I have been travelling and tasting at many different Chateaux in Bordeaux over the last few weeks. The red grapes have all been harvested and are either fermenting or being transfered to oak barrels. The dry whites were picked quite early in order to maintain the freshness, whilst the sweet wines from Sauternes and Barsac have had a difficult time.
I was at Chateau d'Yquem on Friday and met one of the technical team Sandrine Garbay. The rain that arrived in Bordeaux in October has effected the grapes in Sauternes badly. The normal 'tri' harvest when the pickers go through the vineyards several times has been stop/start. Much of the fruit currently on the vine (today) will be dropped on the floor.
I also saw the team from Chateau Guiraud on Friday. Xavier Planty the charismatic joint owner of Guiraud was keeping a positive frame of mind. But Guiraud had problems during the growing season with mildew (they are now fully organic, so treatments against mildew are difficult). Guiraud have picked the grapes for their excellent dry white wine 'G de Guiraud' and they have picked some botrytis grapes but not any good quantity of top quality grapes for their top wine.
Bordeaux is a difficult place to grow grapes with the Autumn rains normally at harvest time, but this 2012 vintage is looking even more precarious. It is too early to give definitive views; and ultimatley the best judgement is when we actually taste the wines in early April, but the situation in Sauternes is so bad that the top estates might not actually make any wine. Chateau d'Yquem do not produce a second wine (they make a different style of dry white called 'Y'). So the Chateau has no system of downgrading grapes to a lower tier. The decision at Yquem will be either to make wine or not. The Chateau did not release any wine in 1910,1915,1930,1951,1952,1964,1972, 1974 and 1992. Let's hope that the seemingly 20 year cycle of duff vintages has not continued into 2012!
I'll be tasting at Chateau Mouton Rothschild, Pontet Canet, Grand Puy Lacoste and more in Pauillac tomorrow so I'll get more feel for what is happening and update shortly.
Initial views are that the red crop is a significant drop in volume from 2011 and the quality in some vats is very very good. The dry whites are looking good too.
Monday, 29 October 2012
Thursday, 11 October 2012
|Ripe grapes ready to be picked at Chateau Grand Puy Lacoste|
|The 120 pickers gather at Chateau Margaux for their instructions.|
|Horses being used to transfer empty crates at Chateau Pontet Canet|
|First sorting table (whole bunches) at Pontet Canet|
|Second sorting table at Pontet Canet (individual berry selection)|
The 2012 grape harvest has started in Bordeaux.
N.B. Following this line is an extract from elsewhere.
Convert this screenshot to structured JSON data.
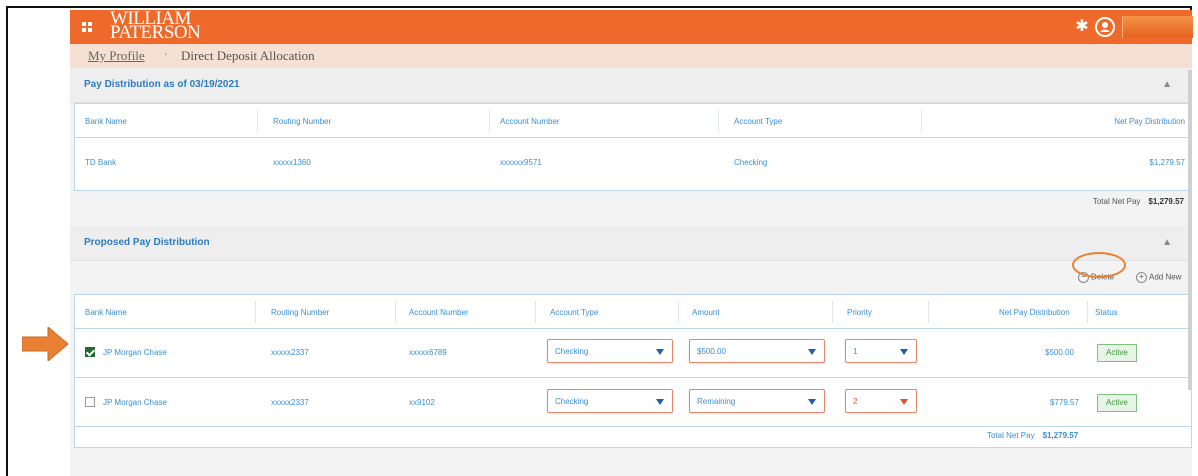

The growing season has been slightly topsy turvy! There was extreme cold during the winter of 2011/12, which is normally absolutely no problem when the vine is dormant. But in Pomerol it reached -16 degrees celsius for a few days and the vines suffered.
Spring was wet and gave the vines enough water to keep alive.
The crucial flowering time at the end of May/beginning of June was very protracted due to uneven weather. The merlot vines seemed to have suffered more from coulure, which is a result of uneven flowering. The resulting bunches have become uneven and straggly.
The usual problem of mildew seemed to arrive with avengeance in 2012, due to the humidity of the Bordeaux area. Therefore Copper Sulphate was sprayed on non organic vines to prevent further outbreaks. Some yields will be significantly lower due to problems of mildew.
Then the summer weather was full of peaks and troughs! There were spikes of extreme heat (as much as 40 degrees) as well as some rain and humid weather.
The end of August and beginning of September have been hot and dry.
Now as the grapes are ready to be harvested we have had some rain, so sorting and selection will be crucial for the berries.
I have been visiting the vineyards throughout the year and especially over July, August and September, when the grapes are changing colour and ripening.
Everything is looking OK now. Many Chateaux started to pick last week and surprisingly the Medoc (left bank = more Cabernet) is being harvested in some cases before the right bank (mainly merlot).
I'll be back in the vines next week, when I shall report back further.
|Delicious aromatic grape juice during a pump over at Chateau Beychevelle. (I wish you could smell this!)|
I had lunch with Philippe Blanc (MD of Chateau Beychevelle). He had started picking young merlot vines early last week, and then he had stopped.....now he will restart this week.
The crucial time will be post fermentation when we can taste the wine!
|The magnificent Chateau Beychevelle. in Saint Julien.|
|The gardens are always colourful at Beychevelle.|